Teenage pregnancy during the late 1990s has risen tremendously throughout the years. Many studies have found that the number one age groups of teenagers that become pregnant are between the ages of 15 and 16. This age group is entering a world of its own called high school filled with homework, parties, and last but not least sex.

In our modern society, safe sex has become a major concern in the United States. As early as elementary school, children are learning about the "birds and the bees". Today, sex is a subject of conversation everywhere and is considered a social topic. You can go just about anywhere and hear about sex, and the media is a very big one. However, despite information that is now available on safe sex 53 percent of young women are having, or have had, unprotected sex (Chudnofsky 54). That is a very big percentage of people having sex which greatly increases their risk of catching a sexually transmitted disease or even becoming pregnant.

An increase in reported sexually transmitted diseases among young teens has prompted many communities to take action to protect their youth. One proven method is to provide comprehensive sexuality education along with school based programs that make birth control and contraceptives available to sexually active youth. Numerous national health organizations have adopted policies in support of school birth control availability.

It is a very big problem these days.
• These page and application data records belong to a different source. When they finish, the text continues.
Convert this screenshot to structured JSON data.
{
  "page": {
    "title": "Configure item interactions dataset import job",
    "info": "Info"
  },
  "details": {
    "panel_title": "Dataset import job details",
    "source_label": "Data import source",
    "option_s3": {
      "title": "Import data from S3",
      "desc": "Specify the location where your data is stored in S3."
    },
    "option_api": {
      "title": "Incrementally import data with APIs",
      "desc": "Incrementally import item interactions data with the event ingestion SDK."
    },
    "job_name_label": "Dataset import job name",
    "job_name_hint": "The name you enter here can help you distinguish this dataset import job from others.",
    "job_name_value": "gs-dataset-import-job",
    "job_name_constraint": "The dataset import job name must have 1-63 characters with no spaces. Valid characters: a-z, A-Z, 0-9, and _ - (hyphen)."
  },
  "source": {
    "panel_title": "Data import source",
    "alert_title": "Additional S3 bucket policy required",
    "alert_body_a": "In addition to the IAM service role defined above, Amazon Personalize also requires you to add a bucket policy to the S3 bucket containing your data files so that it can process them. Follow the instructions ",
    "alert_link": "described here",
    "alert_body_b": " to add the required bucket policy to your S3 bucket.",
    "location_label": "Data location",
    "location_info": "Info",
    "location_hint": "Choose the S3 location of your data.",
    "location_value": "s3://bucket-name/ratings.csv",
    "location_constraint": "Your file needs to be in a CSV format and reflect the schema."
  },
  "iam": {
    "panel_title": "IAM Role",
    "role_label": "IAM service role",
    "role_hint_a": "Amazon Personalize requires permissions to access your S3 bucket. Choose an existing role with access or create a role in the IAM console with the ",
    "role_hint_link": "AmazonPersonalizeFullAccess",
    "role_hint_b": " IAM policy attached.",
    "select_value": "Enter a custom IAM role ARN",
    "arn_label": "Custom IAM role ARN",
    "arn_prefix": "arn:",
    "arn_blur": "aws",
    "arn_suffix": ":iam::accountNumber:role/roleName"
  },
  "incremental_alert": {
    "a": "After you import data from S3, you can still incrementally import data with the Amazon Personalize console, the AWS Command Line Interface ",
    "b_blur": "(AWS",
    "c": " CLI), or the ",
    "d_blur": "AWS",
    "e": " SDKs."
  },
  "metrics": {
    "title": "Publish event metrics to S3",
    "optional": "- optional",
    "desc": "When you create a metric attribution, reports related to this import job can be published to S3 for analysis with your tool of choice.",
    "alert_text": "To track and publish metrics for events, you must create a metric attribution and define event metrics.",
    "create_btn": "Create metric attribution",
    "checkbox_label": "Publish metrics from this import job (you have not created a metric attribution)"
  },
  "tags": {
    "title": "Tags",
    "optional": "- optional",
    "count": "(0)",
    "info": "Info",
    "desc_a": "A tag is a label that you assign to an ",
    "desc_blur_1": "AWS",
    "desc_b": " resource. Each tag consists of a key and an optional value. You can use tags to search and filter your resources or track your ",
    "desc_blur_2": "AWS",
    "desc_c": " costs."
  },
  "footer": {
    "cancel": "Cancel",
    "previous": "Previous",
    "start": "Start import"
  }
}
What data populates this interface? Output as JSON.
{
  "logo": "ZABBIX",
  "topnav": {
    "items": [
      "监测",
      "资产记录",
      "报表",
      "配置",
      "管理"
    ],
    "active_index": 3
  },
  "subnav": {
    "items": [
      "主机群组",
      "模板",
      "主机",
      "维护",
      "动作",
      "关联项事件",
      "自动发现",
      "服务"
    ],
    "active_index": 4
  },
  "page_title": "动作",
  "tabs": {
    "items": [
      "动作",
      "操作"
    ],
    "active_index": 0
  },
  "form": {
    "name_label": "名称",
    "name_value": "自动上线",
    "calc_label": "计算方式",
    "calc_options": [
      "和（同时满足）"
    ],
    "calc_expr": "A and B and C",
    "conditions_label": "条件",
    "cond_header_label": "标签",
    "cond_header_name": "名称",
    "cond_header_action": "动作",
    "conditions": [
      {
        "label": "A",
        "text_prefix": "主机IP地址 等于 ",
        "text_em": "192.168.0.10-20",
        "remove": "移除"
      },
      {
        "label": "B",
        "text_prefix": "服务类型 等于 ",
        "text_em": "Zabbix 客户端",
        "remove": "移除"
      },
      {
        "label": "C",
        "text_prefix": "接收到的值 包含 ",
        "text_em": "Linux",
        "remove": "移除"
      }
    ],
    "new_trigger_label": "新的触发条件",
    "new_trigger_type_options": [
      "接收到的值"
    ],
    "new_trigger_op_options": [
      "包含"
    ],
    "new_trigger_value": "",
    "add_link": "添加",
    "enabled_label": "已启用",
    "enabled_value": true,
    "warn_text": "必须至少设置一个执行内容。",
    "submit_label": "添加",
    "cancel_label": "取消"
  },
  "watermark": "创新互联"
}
A teenager that gets pregnant has nothing to look forward to in their life. It can really ruin a young person's life. Some people say that having birth control or contraceptives in school will send the wrong message and encourage and enable teens to be more curious about sex. A lot of people say that is not true. Sexual activity...